You start the trail at about 10,000 ft elevation.
All you do for the first few hours is drop down to 2000 ft elevation. Altitude sickness is likely a reality for people who haven't prepared and go a bit too quickly down or up.
If you look just up and to the left of my shoulder, you can see the Ka Moa O Pele Loop wrap around Halali'i... I think at this point it was 7 or 8 miles away? You have near severe clear visibility up here. Overall, amazing hike, but it knocked the wind and sun protection out of us
So, for starters, I think we did this one wrong. Apparently, some locals and bold tourists will hop the fence at the end of the viewpoint (I think?) and hike up the needle formation.
But let me say this: we worked our way down to the stream and then walked upstream along the rushing water for a few miles. There was a well-worn path and many other people along the trail, hopping into the water or continuing up, so we felt like we were respecting the area without treading where we might not be welcome. This was a gray, cloudy day for us, and the lush forests made this entire little exploratory walk so moody. Soggy overgrowth and damp leaves reminded me of humid hikes from youth.
Admittedly, there were some spots we needed to "climb" out of with the use of damp roots and rocks on our hike back. Still, beautiful and worth it! We happened to go on a day with free admission, which was an added bonus.
6. Waihe'e Ridge Trail
The Waihe'e Ridge Trail is the only one I'd recommend getting up early to go visit. We had read online to start by 7:30, and we got there by 7:43. Even still, I think getting there by 6:45 might've been best. You want to get well into the trail before the rain clouds form and move into the island and maximize your views. To be honest, because of the cloud coverage we hiked into, the best photos we got were fairly early into our hike.
Cloud coverage was consistently threatening our walk ahead but seemed to be kind to us. We passed people hiking down on our way up who told us we were "10-15 minutes out from torrential downpours," and "complete white-outs," but every 10-15 minutes we'd pass someone new who would tell us the same.
The topography quickly changes throughout this trail, and this easily has enough treetop coverage for us to get through the bursts of rain as we felt comfortable. The trail did get muddy, and I got concerned about transmitting any possible fungal spores related to the rapid Ohi'a death (the trail asks that beforehand you sanitize your shoes, gear, and clothes so as not to unintentionally bring in the rapid-death inducing fungus apparently on Maui).
7. Olivine Pools
These bad boys are easily getting their own post later, so watch out for that. Also, this isn't quite a hike so much as it might be more of a rock climb?

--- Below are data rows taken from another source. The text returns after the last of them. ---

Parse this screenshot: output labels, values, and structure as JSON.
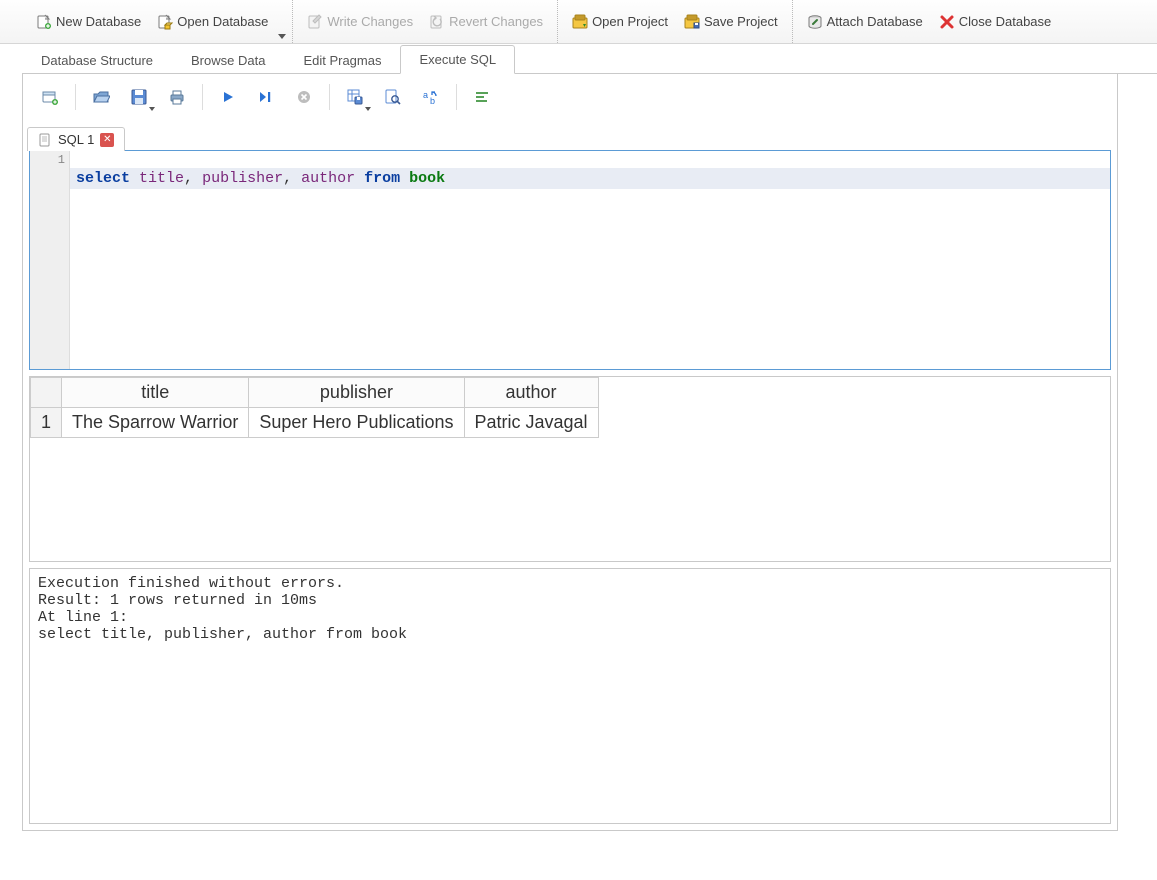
{
  "toolbar": {
    "new_database": "New Database",
    "open_database": "Open Database",
    "write_changes": "Write Changes",
    "revert_changes": "Revert Changes",
    "open_project": "Open Project",
    "save_project": "Save Project",
    "attach_database": "Attach Database",
    "close_database": "Close Database"
  },
  "view_tabs": {
    "structure": "Database Structure",
    "browse": "Browse Data",
    "pragmas": "Edit Pragmas",
    "execute": "Execute SQL"
  },
  "sql_tab": {
    "label": "SQL 1"
  },
  "editor": {
    "line_number": "1",
    "tokens": {
      "select": "select",
      "title": "title",
      "comma1": ", ",
      "publisher": "publisher",
      "comma2": ", ",
      "author": "author",
      "from": "from",
      "book": "book"
    }
  },
  "results": {
    "headers": [
      "title",
      "publisher",
      "author"
    ],
    "rows": [
      {
        "n": "1",
        "cells": [
          "The Sparrow Warrior",
          "Super Hero Publications",
          "Patric Javagal"
        ]
      }
    ]
  },
  "log": "Execution finished without errors.\nResult: 1 rows returned in 10ms\nAt line 1:\nselect title, publisher, author from book"
}
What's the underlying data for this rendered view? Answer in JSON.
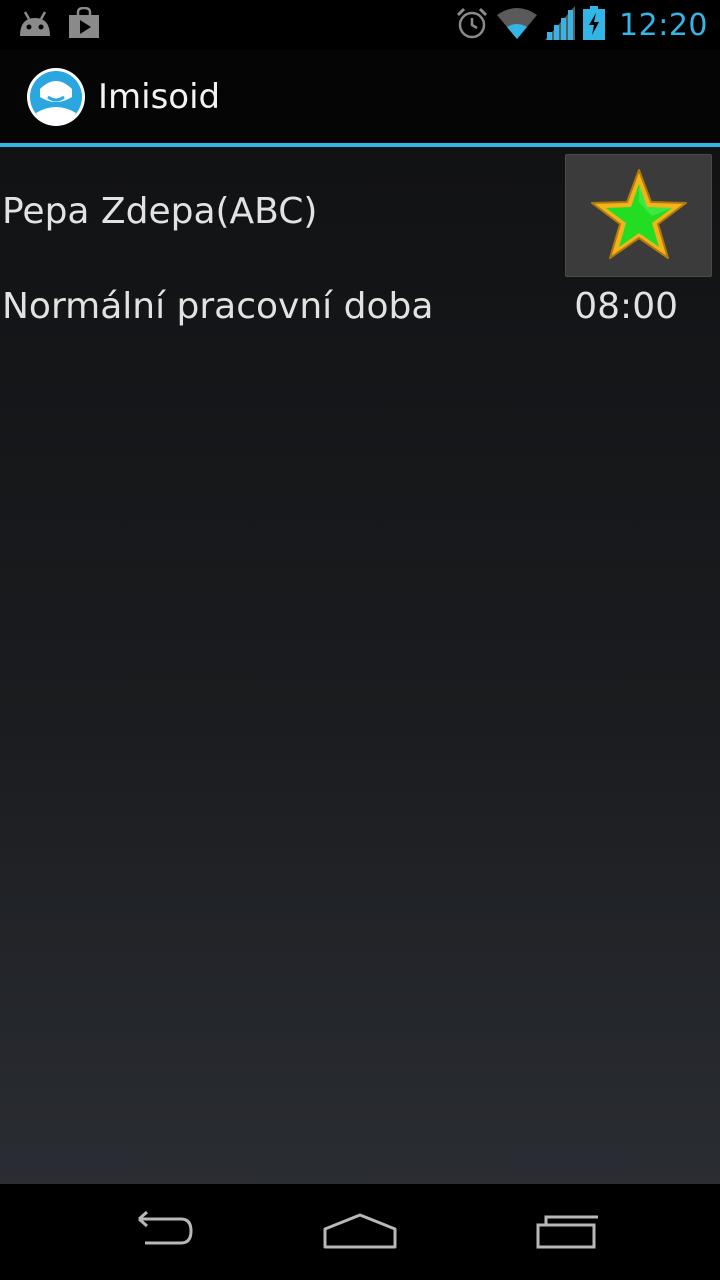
{
  "status_bar": {
    "left_icons": [
      "android-debug-icon",
      "play-store-icon"
    ],
    "right_icons": [
      "alarm-icon",
      "wifi-icon",
      "signal-icon",
      "battery-charging-icon"
    ],
    "time": "12:20"
  },
  "action_bar": {
    "app_icon": "imisoid-app-icon",
    "title": "Imisoid"
  },
  "content": {
    "employee_name": "Pepa Zdepa(ABC)",
    "favorite_icon": "star-icon",
    "work_type_label": "Normální pracovní doba",
    "work_hours_value": "08:00"
  },
  "nav_bar": {
    "buttons": [
      "back-icon",
      "home-icon",
      "recent-apps-icon"
    ]
  },
  "colors": {
    "accent": "#33b5e5",
    "star_fill": "#22dd22",
    "star_border": "#f2b31c"
  }
}
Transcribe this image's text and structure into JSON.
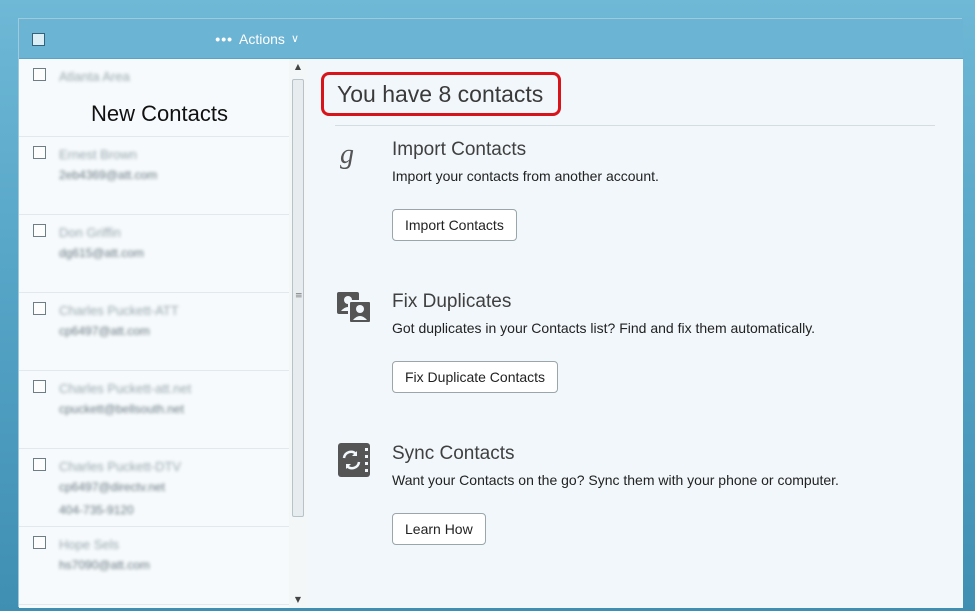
{
  "toolbar": {
    "actions_label": "Actions"
  },
  "contacts": {
    "overlay_title": "New Contacts",
    "items": [
      {
        "name": "Atlanta Area",
        "line2": "",
        "line3": ""
      },
      {
        "name": "Ernest Brown",
        "line2": "2eb4369@att.com",
        "line3": ""
      },
      {
        "name": "Don Griffin",
        "line2": "dg615@att.com",
        "line3": ""
      },
      {
        "name": "Charles Puckett-ATT",
        "line2": "cp6497@att.com",
        "line3": ""
      },
      {
        "name": "Charles Puckett-att.net",
        "line2": "cpuckett@bellsouth.net",
        "line3": ""
      },
      {
        "name": "Charles Puckett-DTV",
        "line2": "cp6497@directv.net",
        "line3": "404-735-9120"
      },
      {
        "name": "Hope Sels",
        "line2": "hs7090@att.com",
        "line3": ""
      }
    ]
  },
  "main": {
    "title": "You have 8 contacts",
    "sections": [
      {
        "icon": "google-g-icon",
        "title": "Import Contacts",
        "description": "Import your contacts from another account.",
        "button": "Import Contacts"
      },
      {
        "icon": "duplicate-contacts-icon",
        "title": "Fix Duplicates",
        "description": "Got duplicates in your Contacts list? Find and fix them automatically.",
        "button": "Fix Duplicate Contacts"
      },
      {
        "icon": "sync-icon",
        "title": "Sync Contacts",
        "description": "Want your Contacts on the go? Sync them with your phone or computer.",
        "button": "Learn How"
      }
    ]
  },
  "colors": {
    "header": "#6cb4d4",
    "highlight_border": "#d9131a"
  }
}
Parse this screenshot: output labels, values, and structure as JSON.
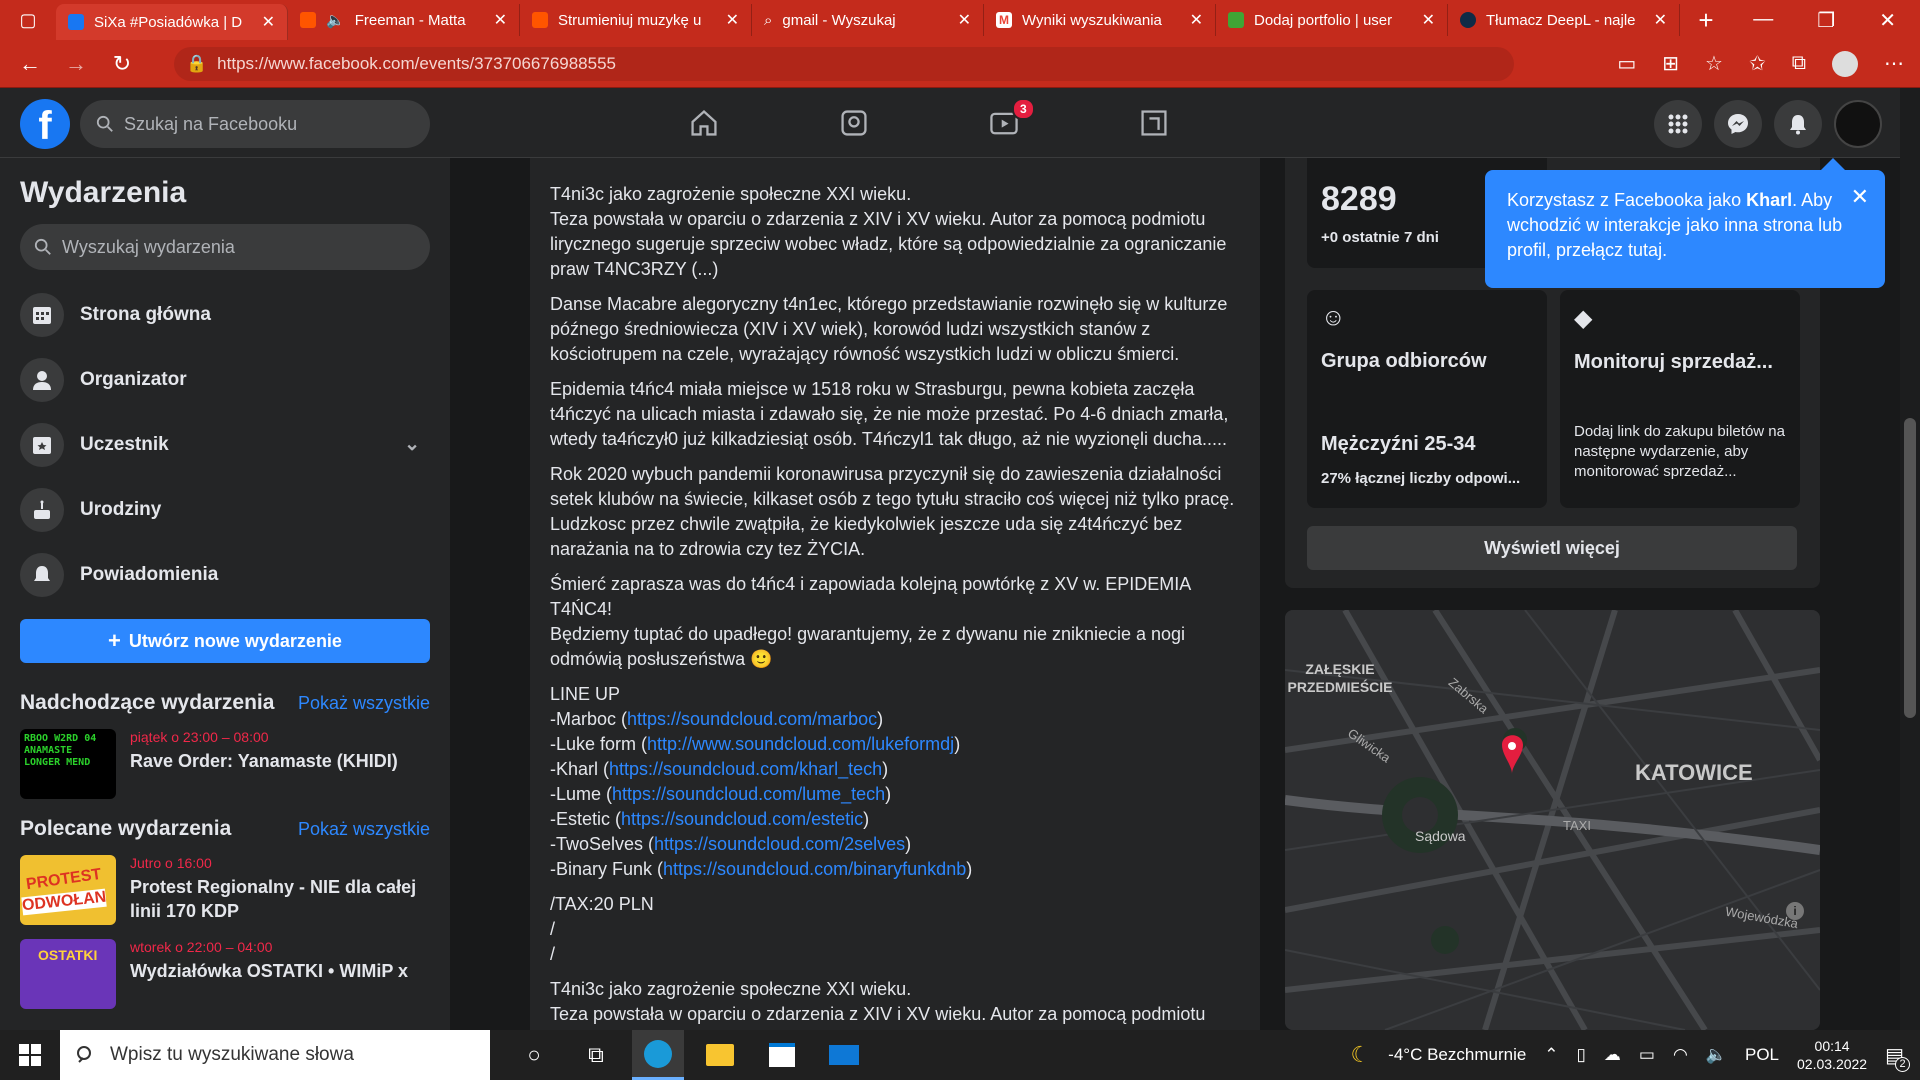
{
  "browser": {
    "tabs": [
      {
        "title": "SiXa #Posiadówka | D",
        "color": "#1877f2"
      },
      {
        "title": "Freeman - Matta",
        "color": "#ff5500"
      },
      {
        "title": "Strumieniuj muzykę u",
        "color": "#ff5500"
      },
      {
        "title": "gmail - Wyszukaj",
        "color": "#888888"
      },
      {
        "title": "Wyniki wyszukiwania",
        "color": "#ea4335"
      },
      {
        "title": "Dodaj portfolio | user",
        "color": "#3fa535"
      },
      {
        "title": "Tłumacz DeepL - najle",
        "color": "#0f2b46"
      }
    ],
    "url": "https://www.facebook.com/events/373706676988555"
  },
  "fb": {
    "search_placeholder": "Szukaj na Facebooku",
    "watch_badge": "3"
  },
  "sidebar": {
    "title": "Wydarzenia",
    "search_placeholder": "Wyszukaj wydarzenia",
    "items": [
      {
        "label": "Strona główna"
      },
      {
        "label": "Organizator"
      },
      {
        "label": "Uczestnik"
      },
      {
        "label": "Urodziny"
      },
      {
        "label": "Powiadomienia"
      }
    ],
    "create_label": "Utwórz nowe wydarzenie",
    "upcoming": {
      "title": "Nadchodzące wydarzenia",
      "show_all": "Pokaż wszystkie",
      "events": [
        {
          "date": "piątek o 23:00 – 08:00",
          "title": "Rave Order: Yanamaste (KHIDI)"
        }
      ]
    },
    "recommended": {
      "title": "Polecane wydarzenia",
      "show_all": "Pokaż wszystkie",
      "events": [
        {
          "date": "Jutro o 16:00",
          "title": "Protest Regionalny - NIE dla całej linii 170 KDP"
        },
        {
          "date": "wtorek o 22:00 – 04:00",
          "title": "Wydziałówka OSTATKI • WIMiP x"
        }
      ]
    }
  },
  "post": {
    "p1": "T4ni3c jako zagrożenie społeczne XXI wieku.\nTeza powstała w oparciu o zdarzenia z XIV i XV wieku. Autor za pomocą podmiotu lirycznego sugeruje sprzeciw wobec władz, które są odpowiedzialnie za ograniczanie praw T4NC3RZY (...)",
    "p2": "Danse Macabre alegoryczny t4n1ec, którego przedstawianie rozwinęło się w kulturze późnego średniowiecza (XIV i XV wiek), korowód ludzi wszystkich stanów z kościotrupem na czele, wyrażający równość wszystkich ludzi w obliczu śmierci.",
    "p3": "Epidemia t4ńc4 miała miejsce w 1518 roku w Strasburgu, pewna kobieta zaczęła t4ńczyć na ulicach miasta i zdawało się, że nie może przestać. Po 4-6 dniach zmarła, wtedy ta4ńczył0 już kilkadziesiąt osób. T4ńczyl1 tak długo, aż nie wyzionęli ducha.....",
    "p4": "Rok 2020 wybuch pandemii koronawirusa przyczynił się do zawieszenia działalności setek klubów na świecie, kilkaset osób z tego tytułu straciło coś więcej niż tylko pracę. Ludzkosc przez chwile zwątpiła, że kiedykolwiek jeszcze uda się z4t4ńczyć bez narażania na to zdrowia czy tez ŻYCIA.",
    "p5": "Śmierć zaprasza was do t4ńc4 i zapowiada kolejną powtórkę z XV w. EPIDEMIA T4ŃC4!\nBędziemy tuptać do upadłego! gwarantujemy, że z dywanu nie znikniecie a nogi odmówią posłuszeństwa 🙂",
    "lineup_title": "LINE UP",
    "lineup": [
      {
        "name": "-Marboc (",
        "url": "https://soundcloud.com/marboc"
      },
      {
        "name": "-Luke form (",
        "url": "http://www.soundcloud.com/lukeformdj"
      },
      {
        "name": "-Kharl (",
        "url": "https://soundcloud.com/kharl_tech"
      },
      {
        "name": "-Lume (",
        "url": "https://soundcloud.com/lume_tech"
      },
      {
        "name": "-Estetic (",
        "url": "https://soundcloud.com/estetic"
      },
      {
        "name": "-TwoSelves (",
        "url": "https://soundcloud.com/2selves"
      },
      {
        "name": "-Binary Funk (",
        "url": "https://soundcloud.com/binaryfunkdnb"
      }
    ],
    "tax": "/TAX:20 PLN\n/\n/",
    "p6": "T4ni3c jako zagrożenie społeczne XXI wieku.\nTeza powstała w oparciu o zdarzenia z XIV i XV wieku. Autor za pomocą podmiotu"
  },
  "insights": {
    "count": "8289",
    "count_sub": "+0 ostatnie 7 dni",
    "audience_title": "Grupa odbiorców",
    "audience_value": "Mężczyźni 25-34",
    "audience_sub": "27% łącznej liczby odpowi...",
    "sales_title": "Monitoruj sprzedaż...",
    "sales_desc": "Dodaj link do zakupu biletów na następne wydarzenie, aby monitorować sprzedaż...",
    "show_more": "Wyświetl więcej"
  },
  "map": {
    "labels": [
      "ZAŁĘSKIE PRZEDMIEŚCIE",
      "Zabrska",
      "Gliwicka",
      "KATOWICE",
      "Sądowa",
      "TAXI",
      "Wojewódzka"
    ]
  },
  "tooltip": {
    "text_pre": "Korzystasz z Facebooka jako ",
    "name": "Kharl",
    "text_post": ". Aby wchodzić w interakcje jako inna strona lub profil, przełącz tutaj."
  },
  "taskbar": {
    "search_placeholder": "Wpisz tu wyszukiwane słowa",
    "weather": "-4°C  Bezchmurnie",
    "lang": "POL",
    "time": "00:14",
    "date": "02.03.2022",
    "notif_count": "2"
  }
}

I did it in flip-flops but definitely used all four appendages to safely maneuver down the rocky mountainside to access the Olivine Pools.
Let me also note: this is NOT a perfectly safe place. The water surrounding the pools (especially to the left of the formation, not pictured below) is by far the most turbulent I have ever gotten to see up close, and I come from a family no stranger to the waters (be it on lakes, bays, deep-sea fishing on the East Coast, nearly a dozen cruises, etc. I'm very familiar with Caribbean and Atlantic waters, and this was insane). The pools are filled with residual splashes from this choppy water. Multiple people have died. If you go here, never turn your back on the water, and double-think through every step you take.
You can see a bit on the right here a small portion of the rocky terrain that the climb down was! It was much steeper and less step-friendly at the top, but still navigable for me. We found a little spot off to the far right of the frame in the picture above where we left our bags and ditched our clothes to get on into the exploration of the pools.
Footnote to #7: Near the Kapalua resort area there is a SMALL bit of public parking for access to the Kapalua Coastal Trail. If you get to, it's a quick, fun, ~2-hour trail that leads to the rocky Dragon's Teeth and labyrinth, not unlike the topography visible at the Olivine Pools. Super windy as the Dragon's Teeth formation sort of jettisons far out into the ocean without a whole lot of wind-protecting mass!
Anyways, those are the 7 trails I'd recommend if you get to go to Maui!